In 1974, sociologist Benjamin Zablocki began a task that followed 60 representative city communes in the U.S.A. for the next 20 years (he likewise studied 60 rural communes). These communes (in New york city City, Boston, Minneapolis-St. Paul, Atlanta, Houston, and Los Angeles) varied from 5 to 67 grownups (with approximately 13.4). Like their predecessors through the centuries, the communes tried to articulate and enact what they felt to be brand-new beliefs and ethical convictions. The majority of the locals were, nevertheless, unconsciously duplicating longstanding practices.

The majority of the members signed up with since they felt a sense of stagnancy and absence of function in their lives, or an alienation from the bigger society. Normal descriptions they provided were that “Something was doing not have. What was essential in life was not being faced.” Remarkably, nevertheless, when their sensations of alienation and estrangement were measured and compared to the wider United States population, those who signed up with communes typically felt less financial or political alienation. However they appear to have had a higher awareness of, and level of sensitivity to, individual meaninglessness. Therefore, most joiners were looking for significance, and a desire to “lower the world to a workable size.” They were not, as in some cases declared, looking for higher chances to practice socially deviant habits.

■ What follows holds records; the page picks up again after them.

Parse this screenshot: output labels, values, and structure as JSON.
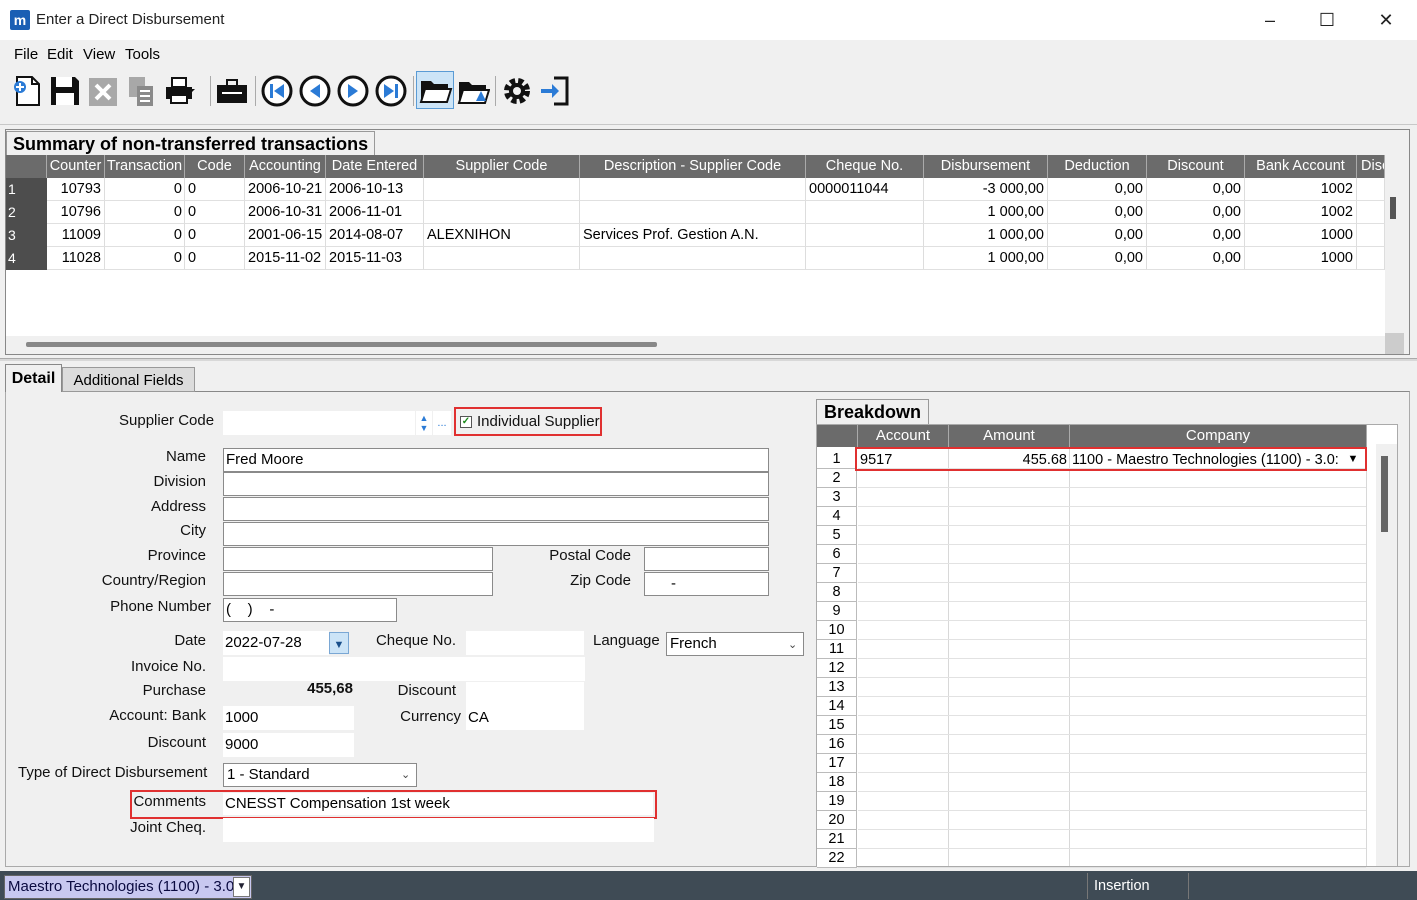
{
  "window": {
    "title": "Enter a Direct Disbursement",
    "minimize": "–",
    "maximize": "☐",
    "close": "✕",
    "logo": "m"
  },
  "menu": [
    "File",
    "Edit",
    "View",
    "Tools"
  ],
  "toolbar_icons": [
    "new-icon",
    "save-icon",
    "delete-icon",
    "copy-icon",
    "print-icon",
    "briefcase-icon",
    "first-record-icon",
    "previous-record-icon",
    "next-record-icon",
    "last-record-icon",
    "open-folder-icon",
    "search-folder-icon",
    "settings-gear-icon",
    "exit-icon"
  ],
  "summary": {
    "tab_label": "Summary of non-transferred transactions",
    "columns": [
      "Counter",
      "Transaction",
      "Code",
      "Accounting",
      "Date Entered",
      "Supplier Code",
      "Description - Supplier Code",
      "Cheque No.",
      "Disbursement",
      "Deduction",
      "Discount",
      "Bank Account",
      "Disco"
    ],
    "rows": [
      {
        "num": "1",
        "counter": "10793",
        "transaction": "0",
        "code": "0",
        "accounting": "2006-10-21",
        "date_entered": "2006-10-13",
        "supplier_code": "",
        "description": "",
        "cheque": "0000011044",
        "disbursement": "-3 000,00",
        "deduction": "0,00",
        "discount": "0,00",
        "bank": "1002"
      },
      {
        "num": "2",
        "counter": "10796",
        "transaction": "0",
        "code": "0",
        "accounting": "2006-10-31",
        "date_entered": "2006-11-01",
        "supplier_code": "",
        "description": "",
        "cheque": "",
        "disbursement": "1 000,00",
        "deduction": "0,00",
        "discount": "0,00",
        "bank": "1002"
      },
      {
        "num": "3",
        "counter": "11009",
        "transaction": "0",
        "code": "0",
        "accounting": "2001-06-15",
        "date_entered": "2014-08-07",
        "supplier_code": "ALEXNIHON",
        "description": "Services Prof. Gestion A.N.",
        "cheque": "",
        "disbursement": "1 000,00",
        "deduction": "0,00",
        "discount": "0,00",
        "bank": "1000"
      },
      {
        "num": "4",
        "counter": "11028",
        "transaction": "0",
        "code": "0",
        "accounting": "2015-11-02",
        "date_entered": "2015-11-03",
        "supplier_code": "",
        "description": "",
        "cheque": "",
        "disbursement": "1 000,00",
        "deduction": "0,00",
        "discount": "0,00",
        "bank": "1000"
      }
    ]
  },
  "tabs": {
    "detail": "Detail",
    "additional": "Additional Fields"
  },
  "form": {
    "supplier_code_label": "Supplier Code",
    "supplier_code_value": "",
    "ellipsis": "...",
    "individual_supplier_label": "Individual Supplier",
    "individual_supplier_checked": true,
    "check_mark": "✓",
    "name_label": "Name",
    "name_value": "Fred Moore",
    "division_label": "Division",
    "division_value": "",
    "address_label": "Address",
    "address_value": "",
    "city_label": "City",
    "city_value": "",
    "province_label": "Province",
    "province_value": "",
    "postal_code_label": "Postal Code",
    "postal_code_value": "",
    "country_label": "Country/Region",
    "country_value": "",
    "zip_code_label": "Zip Code",
    "zip_code_value": "-",
    "phone_label": "Phone Number",
    "phone_value": "(    )    -",
    "date_label": "Date",
    "date_value": "2022-07-28",
    "cheque_label": "Cheque No.",
    "cheque_value": "",
    "language_label": "Language",
    "language_value": "French",
    "invoice_label": "Invoice No.",
    "invoice_value": "",
    "purchase_label": "Purchase",
    "purchase_value": "455,68",
    "discount_label": "Discount",
    "discount_value": "",
    "account_bank_label": "Account: Bank",
    "account_bank_value": "1000",
    "currency_label": "Currency",
    "currency_value": "CA",
    "discount_account_label": "Discount",
    "discount_account_value": "9000",
    "type_label": "Type of Direct Disbursement",
    "type_value": "1 - Standard",
    "comments_label": "Comments",
    "comments_value": "CNESST Compensation 1st week",
    "joint_cheq_label": "Joint Cheq.",
    "joint_cheq_value": ""
  },
  "breakdown": {
    "tab_label": "Breakdown",
    "columns": [
      "Account",
      "Amount",
      "Company"
    ],
    "row1": {
      "account": "9517",
      "amount": "455.68",
      "company": "1100 - Maestro Technologies (1100) - 3.0:"
    },
    "row_numbers": [
      "1",
      "2",
      "3",
      "4",
      "5",
      "6",
      "7",
      "8",
      "9",
      "10",
      "11",
      "12",
      "13",
      "14",
      "15",
      "16",
      "17",
      "18",
      "19",
      "20",
      "21",
      "22"
    ]
  },
  "status": {
    "company": "Maestro Technologies (1100) - 3.0",
    "mode": "Insertion"
  }
}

The turnover of individuals in the communes was really high. Over the two-year window from 1974 to 1976, just about a 3rd of the locals were still present at the end of follow-up. The primary factor individuals left, they stated, was that they did not feel “enjoyed” by other members of the commune. Of the 60 communes as a whole at the start, 48 (80 %) endured for one year, and 38 (63 %) endured for 2 years. Longer-lived neighborhoods tended to have more strict entryway requirements or probationary durations for brand-new members. In this sample, 77 % broke down for internal factors (like ideological schisms, management conflicts, or sexual stress) and 23 % for external factors (like legal hazards or catastrophes).

Communes in this duration were far from being sexually orgiastic, drug-hazed, and law-breaking business– as is in some cases incorrectly presumed. Subscription in these groups included normative pressures to be less extreme. Self-reports of substance abuse decreased from 86 % to 42 %, public nudity from 40 % to 32 %, sex with more than a single person at a time from 24 % to 14 %, and involvement in riots from 22 % to 3 %. Even involvement in anti-war presentations decreased from 57 % to 9 %.

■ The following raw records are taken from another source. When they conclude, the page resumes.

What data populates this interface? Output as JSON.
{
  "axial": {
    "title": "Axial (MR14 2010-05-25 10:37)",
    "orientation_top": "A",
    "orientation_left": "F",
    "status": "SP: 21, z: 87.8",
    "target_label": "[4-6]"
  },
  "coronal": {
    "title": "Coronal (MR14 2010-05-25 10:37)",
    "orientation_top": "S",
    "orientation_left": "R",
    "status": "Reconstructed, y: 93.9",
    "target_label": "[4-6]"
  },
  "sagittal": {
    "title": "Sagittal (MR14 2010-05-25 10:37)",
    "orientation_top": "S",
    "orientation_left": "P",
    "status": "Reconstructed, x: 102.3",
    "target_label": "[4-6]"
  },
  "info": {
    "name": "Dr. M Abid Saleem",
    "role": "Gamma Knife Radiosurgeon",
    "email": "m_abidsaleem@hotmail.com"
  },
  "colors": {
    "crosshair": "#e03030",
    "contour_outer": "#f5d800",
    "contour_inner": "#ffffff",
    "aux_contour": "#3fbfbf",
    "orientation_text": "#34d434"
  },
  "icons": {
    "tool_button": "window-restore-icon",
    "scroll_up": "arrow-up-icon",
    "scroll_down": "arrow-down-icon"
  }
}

Management, together with moderate hierarchy, typically played a definitive function in the effective operation and endurance of the communes. In one commune, “the charming leader inspired a work group of 10 hippie guys without previous training in building and construction to develop cabins at the amazing rate of one a day, utilizing bad devices and typically fighting awful weather. The intense speed of this work was not felt bitter by the members however rather thought about to be an important spiritual discipline.”

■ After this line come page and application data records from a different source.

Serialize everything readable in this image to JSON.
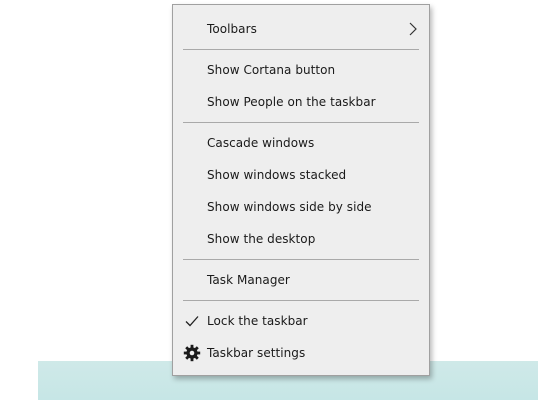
{
  "menu": {
    "toolbars": "Toolbars",
    "show_cortana": "Show Cortana button",
    "show_people": "Show People on the taskbar",
    "cascade": "Cascade windows",
    "stacked": "Show windows stacked",
    "side_by_side": "Show windows side by side",
    "show_desktop": "Show the desktop",
    "task_manager": "Task Manager",
    "lock_taskbar": "Lock the taskbar",
    "taskbar_settings": "Taskbar settings"
  },
  "state": {
    "lock_taskbar_checked": true
  },
  "colors": {
    "menu_bg": "#eeeeee",
    "menu_border": "#a0a0a0",
    "separator": "#a9a9a9",
    "text": "#1a1a1a",
    "taskbar": "#c9e7e7"
  },
  "icons": {
    "toolbars_submenu": "chevron-right-icon",
    "lock_taskbar": "checkmark-icon",
    "taskbar_settings": "gear-icon"
  }
}
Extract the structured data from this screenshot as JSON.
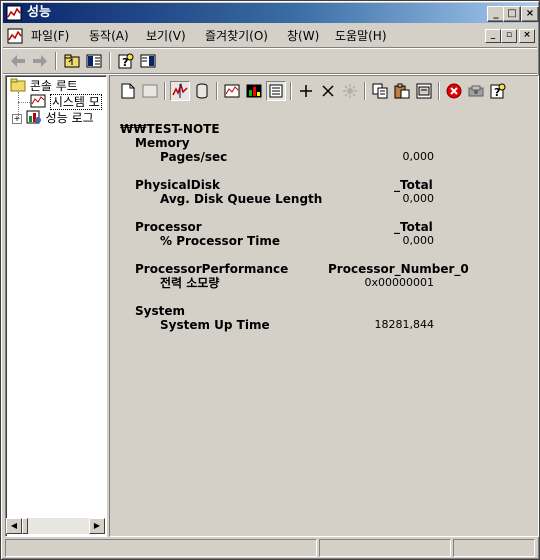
{
  "window": {
    "title": "성능",
    "controls": {
      "minimize": "_",
      "maximize": "□",
      "close": "×"
    }
  },
  "menubar": {
    "items": [
      "파일(F)",
      "동작(A)",
      "보기(V)",
      "즐겨찾기(O)",
      "창(W)",
      "도움말(H)"
    ],
    "mdi": {
      "minimize": "_",
      "restore": "▫",
      "close": "×"
    }
  },
  "toolbar": {
    "icons": [
      "back-arrow-icon",
      "forward-arrow-icon",
      "up-folder-icon",
      "show-hide-tree-icon",
      "help-icon",
      "properties-pane-icon"
    ]
  },
  "tree": {
    "items": [
      {
        "label": "콘솔 루트",
        "expander": ""
      },
      {
        "label": "시스템 모",
        "expander": ""
      },
      {
        "label": "성능 로그",
        "expander": "+"
      }
    ]
  },
  "monitor_toolbar": {
    "icons": [
      "new-counter-set-icon",
      "clear-display-icon",
      "view-current-activity-icon",
      "view-log-data-icon",
      "view-graph-icon",
      "view-histogram-icon",
      "view-report-icon",
      "add-icon",
      "delete-icon",
      "highlight-icon",
      "copy-properties-icon",
      "paste-counter-list-icon",
      "properties-icon",
      "freeze-display-icon",
      "update-data-icon",
      "help-icon"
    ]
  },
  "report": {
    "computer": "₩₩TEST-NOTE",
    "objects": [
      {
        "name": "Memory",
        "instance": "",
        "counters": [
          {
            "name": "Pages/sec",
            "value": "0,000"
          }
        ]
      },
      {
        "name": "PhysicalDisk",
        "instance": "_Total",
        "counters": [
          {
            "name": "Avg. Disk Queue Length",
            "value": "0,000"
          }
        ]
      },
      {
        "name": "Processor",
        "instance": "_Total",
        "counters": [
          {
            "name": "% Processor Time",
            "value": "0,000"
          }
        ]
      },
      {
        "name": "ProcessorPerformance",
        "instance": "Processor_Number_0",
        "counters": [
          {
            "name": "전력 소모량",
            "value": "0x00000001"
          }
        ]
      },
      {
        "name": "System",
        "instance": "",
        "counters": [
          {
            "name": "System Up Time",
            "value": "18281,844"
          }
        ]
      }
    ]
  },
  "colors": {
    "title_gradient_start": "#0a246a",
    "title_gradient_end": "#a6caf0",
    "face": "#d4d0c8"
  }
}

2 other broad elements assisted figure out group cohesion and success: ideology and structure. By “structure,” I suggest both the presence of hierarchy in a group and likewise, clearly, the pattern of social relations in in the group (such as whether relationships are reciprocated, or the degree to which individuals have pals in typical– which are the sorts of social media functions I myself invest a great deal of time studying).

Both ideology and structure are essential. Sociologist Stephen Vaisey evaluated these communes to see which ones were much better able to produce a sense of a cumulative self. To what degree did this “we-feeling” in group members emerge from structural elements, such as relationship ties, and to what degree from the sharing of concepts and significances amongst the members? He discovered that specific steps of social structure were insufficient to produce a sense of belonging by themselves. However he discovered that a shared ethical understanding– a merged set of beliefs and a good sense of function– was vital.

This concern initially appeared on Quora – the location to get and share understanding, empowering individuals to gain from others and much better comprehend the world. You can follow Quora on Twitter , Facebook , and Google + More concerns:

.